If you give advice about stocks, bonds or other securities, you must be licensed as an Investment Adviser Representative (IAR). Although requirements vary by state, in most states you will need to pass the Series 65 Exam to earn the license. This is a three-hour test covering financial regulations, ethics, types of security products, security valuation, and trading strategies.
If you are going to buy or sell securities for clients, you must be licensed as a Registered Representative, commonly called a stock broker. To act as a stock broker you must pass the Series 7 Exam, a six-hour test that covers stocks, bonds, options, markets, customer accounts, analysis, taxes, and regulations.
If you obtain an entry-level position as a stock broker or investment adviser, you will typically spend your first few months on the job studying for and then taking the appropriate exams.
If you are looking for financial advice instead, there are important differences to note between an IAR and a stock broker. Investment Adviser Representatives have a fiduciary duty to hold your interests above their own in all circumstances. They typically charge a fee – a small percentage of your assets, or an hourly rate – and do not earn commissions by selling products. Stock brokers, on the other hand, do earn commissions by selling products.
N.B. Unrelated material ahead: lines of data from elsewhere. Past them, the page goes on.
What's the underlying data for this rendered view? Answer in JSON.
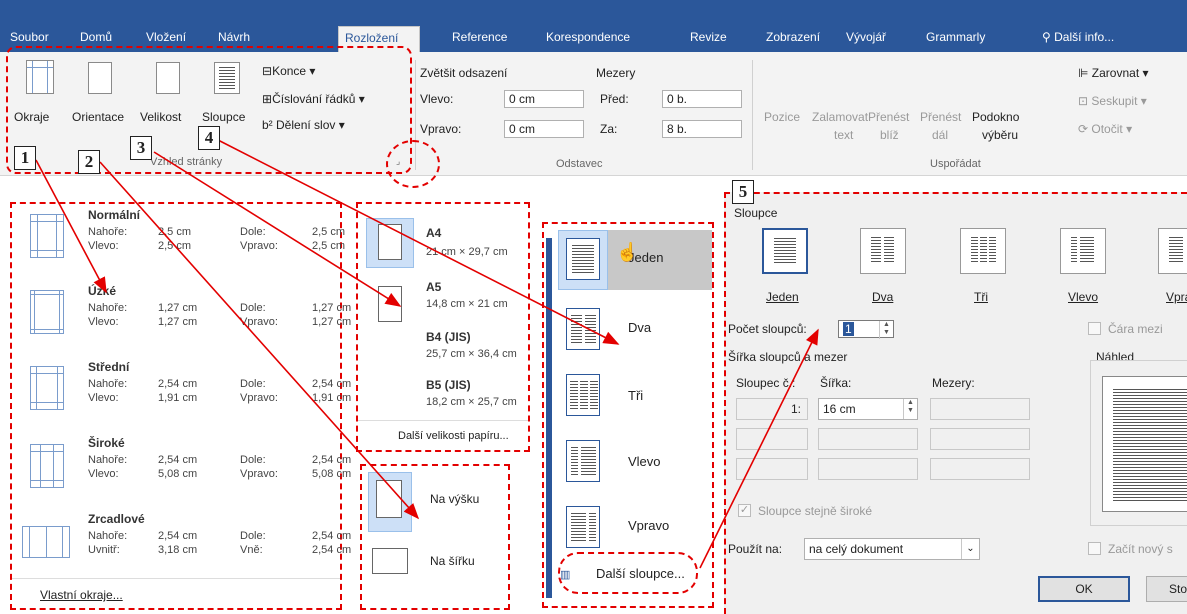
{
  "ribbon": {
    "tabs": [
      "Soubor",
      "Domů",
      "Vložení",
      "Návrh",
      "Rozložení",
      "Reference",
      "Korespondence",
      "Revize",
      "Zobrazení",
      "Vývojář",
      "Grammarly"
    ],
    "active_tab": "Rozložení",
    "tell_me": "Další info...",
    "page_setup": {
      "margins": "Okraje",
      "orientation": "Orientace",
      "size": "Velikost",
      "columns": "Sloupce",
      "breaks": "Konce",
      "line_numbers": "Číslování řádků",
      "hyphenation": "Dělení slov",
      "group_label": "Vzhled stránky"
    },
    "paragraph": {
      "indent_title": "Zvětšit odsazení",
      "spacing_title": "Mezery",
      "left_label": "Vlevo:",
      "left_value": "0 cm",
      "right_label": "Vpravo:",
      "right_value": "0 cm",
      "before_label": "Před:",
      "before_value": "0 b.",
      "after_label": "Za:",
      "after_value": "8 b.",
      "group_label": "Odstavec"
    },
    "arrange": {
      "position": "Pozice",
      "wrap_line1": "Zalamovat",
      "wrap_line2": "text",
      "forward_line1": "Přenést",
      "forward_line2": "blíž",
      "backward_line1": "Přenést",
      "backward_line2": "dál",
      "pane_line1": "Podokno",
      "pane_line2": "výběru",
      "align": "Zarovnat",
      "group": "Seskupit",
      "rotate": "Otočit",
      "group_label": "Uspořádat"
    }
  },
  "callouts": [
    "1",
    "2",
    "3",
    "4",
    "5"
  ],
  "margins_panel": {
    "items": [
      {
        "name": "Normální",
        "r1l": "Nahoře:",
        "r1v": "2,5 cm",
        "r1l2": "Dole:",
        "r1v2": "2,5 cm",
        "r2l": "Vlevo:",
        "r2v": "2,5 cm",
        "r2l2": "Vpravo:",
        "r2v2": "2,5 cm"
      },
      {
        "name": "Úzké",
        "r1l": "Nahoře:",
        "r1v": "1,27 cm",
        "r1l2": "Dole:",
        "r1v2": "1,27 cm",
        "r2l": "Vlevo:",
        "r2v": "1,27 cm",
        "r2l2": "Vpravo:",
        "r2v2": "1,27 cm"
      },
      {
        "name": "Střední",
        "r1l": "Nahoře:",
        "r1v": "2,54 cm",
        "r1l2": "Dole:",
        "r1v2": "2,54 cm",
        "r2l": "Vlevo:",
        "r2v": "1,91 cm",
        "r2l2": "Vpravo:",
        "r2v2": "1,91 cm"
      },
      {
        "name": "Široké",
        "r1l": "Nahoře:",
        "r1v": "2,54 cm",
        "r1l2": "Dole:",
        "r1v2": "2,54 cm",
        "r2l": "Vlevo:",
        "r2v": "5,08 cm",
        "r2l2": "Vpravo:",
        "r2v2": "5,08 cm"
      },
      {
        "name": "Zrcadlové",
        "r1l": "Nahoře:",
        "r1v": "2,54 cm",
        "r1l2": "Dole:",
        "r1v2": "2,54 cm",
        "r2l": "Uvnitř:",
        "r2v": "3,18 cm",
        "r2l2": "Vně:",
        "r2v2": "2,54 cm"
      }
    ],
    "custom": "Vlastní okraje..."
  },
  "size_panel": {
    "items": [
      {
        "name": "A4",
        "dims": "21 cm × 29,7 cm"
      },
      {
        "name": "A5",
        "dims": "14,8 cm × 21 cm"
      },
      {
        "name": "B4 (JIS)",
        "dims": "25,7 cm × 36,4 cm"
      },
      {
        "name": "B5 (JIS)",
        "dims": "18,2 cm × 25,7 cm"
      }
    ],
    "more": "Další velikosti papíru..."
  },
  "orientation_panel": {
    "portrait": "Na výšku",
    "landscape": "Na šířku"
  },
  "columns_panel": {
    "items": [
      "Jeden",
      "Dva",
      "Tři",
      "Vlevo",
      "Vpravo"
    ],
    "more": "Další sloupce..."
  },
  "columns_dialog": {
    "presets_title": "Sloupce",
    "presets": [
      "Jeden",
      "Dva",
      "Tři",
      "Vlevo",
      "Vpra"
    ],
    "count_label": "Počet sloupců:",
    "count_value": "1",
    "line_between": "Čára mezi",
    "width_spacing_title": "Šířka sloupců a mezer",
    "col_header": "Sloupec č.:",
    "width_header": "Šířka:",
    "spacing_header": "Mezery:",
    "row1_num": "1:",
    "row1_width": "16 cm",
    "equal_width": "Sloupce stejně široké",
    "preview_title": "Náhled",
    "apply_label": "Použít na:",
    "apply_value": "na celý dokument",
    "new_column": "Začít nový s",
    "ok": "OK",
    "cancel": "Sto"
  },
  "colors": {
    "ribbon_blue": "#2b579a",
    "callout_red": "#e30000",
    "selected_blue": "#cde0f7"
  }
}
They are not fiduciaries, and can recommend any product as long as it is “suitable.” This means, for example, that given several investment products that are suitable for you, a stock broker could recommend the one that pays him or her the higher commission, rather than the one that is the best for you.
There is of course plenty to do in finance without giving advice about specific securities or selling investment products. In those areas that do not require a license, advanced education and professional designations can help the financial professional obtain employment. Those looking for financial services can get an indication of the financial professional’s knowledge and areas of expertise by checking which designations they have.